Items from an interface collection
========

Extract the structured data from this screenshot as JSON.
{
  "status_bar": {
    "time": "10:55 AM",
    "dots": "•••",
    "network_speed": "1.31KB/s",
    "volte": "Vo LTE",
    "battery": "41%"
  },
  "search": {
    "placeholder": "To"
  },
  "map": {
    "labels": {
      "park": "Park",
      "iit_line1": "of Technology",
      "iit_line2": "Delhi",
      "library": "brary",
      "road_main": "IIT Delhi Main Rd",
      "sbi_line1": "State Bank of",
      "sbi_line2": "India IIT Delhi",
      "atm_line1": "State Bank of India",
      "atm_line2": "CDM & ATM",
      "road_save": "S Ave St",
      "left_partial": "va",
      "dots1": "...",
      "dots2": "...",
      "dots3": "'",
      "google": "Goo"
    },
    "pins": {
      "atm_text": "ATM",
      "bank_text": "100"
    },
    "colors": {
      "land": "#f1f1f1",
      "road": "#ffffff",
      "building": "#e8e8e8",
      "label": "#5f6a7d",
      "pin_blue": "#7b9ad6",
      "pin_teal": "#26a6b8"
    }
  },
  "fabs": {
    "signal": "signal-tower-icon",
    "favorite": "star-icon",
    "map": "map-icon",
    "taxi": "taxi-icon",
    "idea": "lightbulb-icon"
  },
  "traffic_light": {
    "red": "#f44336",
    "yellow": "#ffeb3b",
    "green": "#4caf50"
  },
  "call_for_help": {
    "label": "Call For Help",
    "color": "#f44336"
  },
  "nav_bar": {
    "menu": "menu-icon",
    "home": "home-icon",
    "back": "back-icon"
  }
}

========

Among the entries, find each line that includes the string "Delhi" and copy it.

* _Exercise result_
      "iit_line2": "Delhi",
      "road_main": "IIT Delhi Main Rd",
      "sbi_line2": "India IIT Delhi",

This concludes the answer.